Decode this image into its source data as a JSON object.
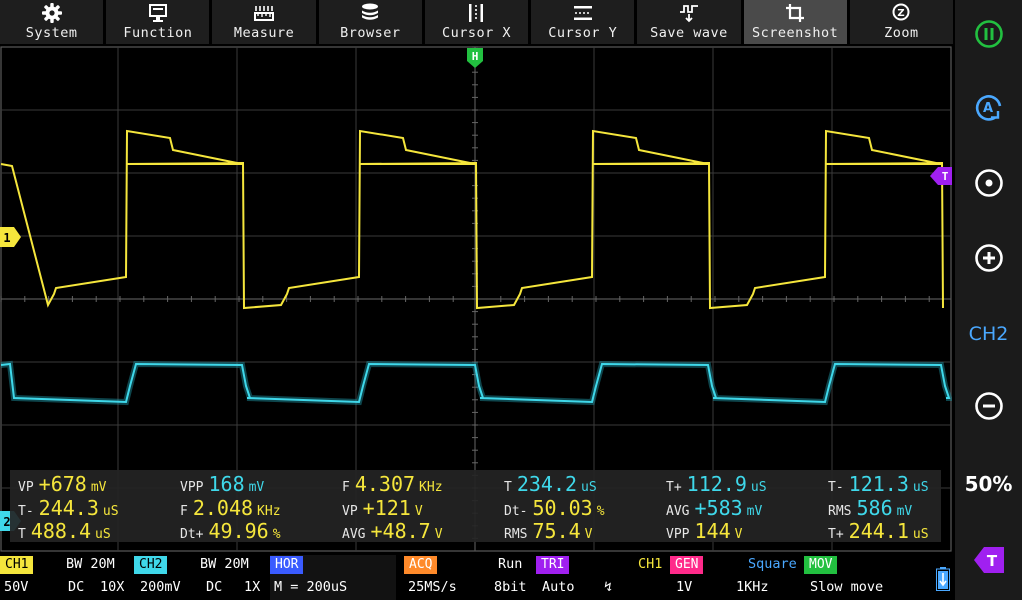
{
  "toolbar": {
    "items": [
      {
        "label": "System",
        "icon": "gear-icon"
      },
      {
        "label": "Function",
        "icon": "monitor-icon"
      },
      {
        "label": "Measure",
        "icon": "ruler-icon"
      },
      {
        "label": "Browser",
        "icon": "database-icon"
      },
      {
        "label": "Cursor X",
        "icon": "cursor-x-icon"
      },
      {
        "label": "Cursor Y",
        "icon": "cursor-y-icon"
      },
      {
        "label": "Save wave",
        "icon": "save-wave-icon"
      },
      {
        "label": "Screenshot",
        "icon": "crop-icon"
      },
      {
        "label": "Zoom",
        "icon": "zoom-icon"
      }
    ],
    "active": "Screenshot"
  },
  "markers": {
    "ch1": "1",
    "ch2": "2",
    "trigger_pos": "H",
    "trigger_level": "T"
  },
  "measurements": {
    "r1": {
      "c1": {
        "label": "VP",
        "value": "+678",
        "unit": "mV"
      },
      "c2": {
        "label": "VPP",
        "value": "168",
        "unit": "mV"
      },
      "c3": {
        "label": "F",
        "value": "4.307",
        "unit": "KHz"
      },
      "c4": {
        "label": "T",
        "value": "234.2",
        "unit": "uS"
      },
      "c5": {
        "label": "T+",
        "value": "112.9",
        "unit": "uS"
      },
      "c6": {
        "label": "T-",
        "value": "121.3",
        "unit": "uS"
      }
    },
    "r2": {
      "c1": {
        "label": "T-",
        "value": "244.3",
        "unit": "uS"
      },
      "c2": {
        "label": "F",
        "value": "2.048",
        "unit": "KHz"
      },
      "c3": {
        "label": "VP",
        "value": "+121",
        "unit": "V"
      },
      "c4": {
        "label": "Dt-",
        "value": "50.03",
        "unit": "%"
      },
      "c5": {
        "label": "AVG",
        "value": "+583",
        "unit": "mV"
      },
      "c6": {
        "label": "RMS",
        "value": "586",
        "unit": "mV"
      }
    },
    "r3": {
      "c1": {
        "label": "T",
        "value": "488.4",
        "unit": "uS"
      },
      "c2": {
        "label": "Dt+",
        "value": "49.96",
        "unit": "%"
      },
      "c3": {
        "label": "AVG",
        "value": "+48.7",
        "unit": "V"
      },
      "c4": {
        "label": "RMS",
        "value": "75.4",
        "unit": "V"
      },
      "c5": {
        "label": "VPP",
        "value": "144",
        "unit": "V"
      },
      "c6": {
        "label": "T+",
        "value": "244.1",
        "unit": "uS"
      }
    }
  },
  "status": {
    "ch1": {
      "tag": "CH1",
      "bw": "BW 20M",
      "scale": "50V",
      "coupling": "DC",
      "probe": "10X"
    },
    "ch2": {
      "tag": "CH2",
      "bw": "BW 20M",
      "scale": "200mV",
      "coupling": "DC",
      "probe": "1X"
    },
    "hor": {
      "tag": "HOR",
      "value": "M = 200uS"
    },
    "acq": {
      "tag": "ACQ",
      "mode": "Run",
      "rate": "25MS/s",
      "bits": "8bit"
    },
    "tri": {
      "tag": "TRI",
      "source": "CH1",
      "mode": "Auto",
      "edge": "↯"
    },
    "gen": {
      "tag": "GEN",
      "wave": "Square",
      "amp": "1V",
      "freq": "1KHz"
    },
    "mov": {
      "tag": "MOV",
      "value": "Slow move"
    }
  },
  "right_panel": {
    "pause": "pause-icon",
    "auto": "auto-icon",
    "center": "center-icon",
    "plus": "plus-icon",
    "channel": "CH2",
    "minus": "minus-icon",
    "percent": "50%",
    "trigger": "T"
  },
  "colors": {
    "ch1": "#f5e63c",
    "ch2": "#3fd8ea",
    "trigger": "#a020f0",
    "gen": "#ff2a8a",
    "acq": "#ff8a2a",
    "hor": "#3a5bff",
    "mov": "#22c040",
    "pause": "#22c040",
    "accent": "#4aa8ff"
  }
}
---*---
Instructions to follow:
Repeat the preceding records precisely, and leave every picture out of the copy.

Exercise result:
Decode this image into its source data as a JSON object.
{
  "toolbar": {
    "items": [
      {
        "label": "System",
        "icon": "gear-icon"
      },
      {
        "label": "Function",
        "icon": "monitor-icon"
      },
      {
        "label": "Measure",
        "icon": "ruler-icon"
      },
      {
        "label": "Browser",
        "icon": "database-icon"
      },
      {
        "label": "Cursor X",
        "icon": "cursor-x-icon"
      },
      {
        "label": "Cursor Y",
        "icon": "cursor-y-icon"
      },
      {
        "label": "Save wave",
        "icon": "save-wave-icon"
      },
      {
        "label": "Screenshot",
        "icon": "crop-icon"
      },
      {
        "label": "Zoom",
        "icon": "zoom-icon"
      }
    ],
    "active": "Screenshot"
  },
  "markers": {
    "ch1": "1",
    "ch2": "2",
    "trigger_pos": "H",
    "trigger_level": "T"
  },
  "measurements": {
    "r1": {
      "c1": {
        "label": "VP",
        "value": "+678",
        "unit": "mV"
      },
      "c2": {
        "label": "VPP",
        "value": "168",
        "unit": "mV"
      },
      "c3": {
        "label": "F",
        "value": "4.307",
        "unit": "KHz"
      },
      "c4": {
        "label": "T",
        "value": "234.2",
        "unit": "uS"
      },
      "c5": {
        "label": "T+",
        "value": "112.9",
        "unit": "uS"
      },
      "c6": {
        "label": "T-",
        "value": "121.3",
        "unit": "uS"
      }
    },
    "r2": {
      "c1": {
        "label": "T-",
        "value": "244.3",
        "unit": "uS"
      },
      "c2": {
        "label": "F",
        "value": "2.048",
        "unit": "KHz"
      },
      "c3": {
        "label": "VP",
        "value": "+121",
        "unit": "V"
      },
      "c4": {
        "label": "Dt-",
        "value": "50.03",
        "unit": "%"
      },
      "c5": {
        "label": "AVG",
        "value": "+583",
        "unit": "mV"
      },
      "c6": {
        "label": "RMS",
        "value": "586",
        "unit": "mV"
      }
    },
    "r3": {
      "c1": {
        "label": "T",
        "value": "488.4",
        "unit": "uS"
      },
      "c2": {
        "label": "Dt+",
        "value": "49.96",
        "unit": "%"
      },
      "c3": {
        "label": "AVG",
        "value": "+48.7",
        "unit": "V"
      },
      "c4": {
        "label": "RMS",
        "value": "75.4",
        "unit": "V"
      },
      "c5": {
        "label": "VPP",
        "value": "144",
        "unit": "V"
      },
      "c6": {
        "label": "T+",
        "value": "244.1",
        "unit": "uS"
      }
    }
  },
  "status": {
    "ch1": {
      "tag": "CH1",
      "bw": "BW 20M",
      "scale": "50V",
      "coupling": "DC",
      "probe": "10X"
    },
    "ch2": {
      "tag": "CH2",
      "bw": "BW 20M",
      "scale": "200mV",
      "coupling": "DC",
      "probe": "1X"
    },
    "hor": {
      "tag": "HOR",
      "value": "M = 200uS"
    },
    "acq": {
      "tag": "ACQ",
      "mode": "Run",
      "rate": "25MS/s",
      "bits": "8bit"
    },
    "tri": {
      "tag": "TRI",
      "source": "CH1",
      "mode": "Auto",
      "edge": "↯"
    },
    "gen": {
      "tag": "GEN",
      "wave": "Square",
      "amp": "1V",
      "freq": "1KHz"
    },
    "mov": {
      "tag": "MOV",
      "value": "Slow move"
    }
  },
  "right_panel": {
    "pause": "pause-icon",
    "auto": "auto-icon",
    "center": "center-icon",
    "plus": "plus-icon",
    "channel": "CH2",
    "minus": "minus-icon",
    "percent": "50%",
    "trigger": "T"
  },
  "colors": {
    "ch1": "#f5e63c",
    "ch2": "#3fd8ea",
    "trigger": "#a020f0",
    "gen": "#ff2a8a",
    "acq": "#ff8a2a",
    "hor": "#3a5bff",
    "mov": "#22c040",
    "pause": "#22c040",
    "accent": "#4aa8ff"
  }
}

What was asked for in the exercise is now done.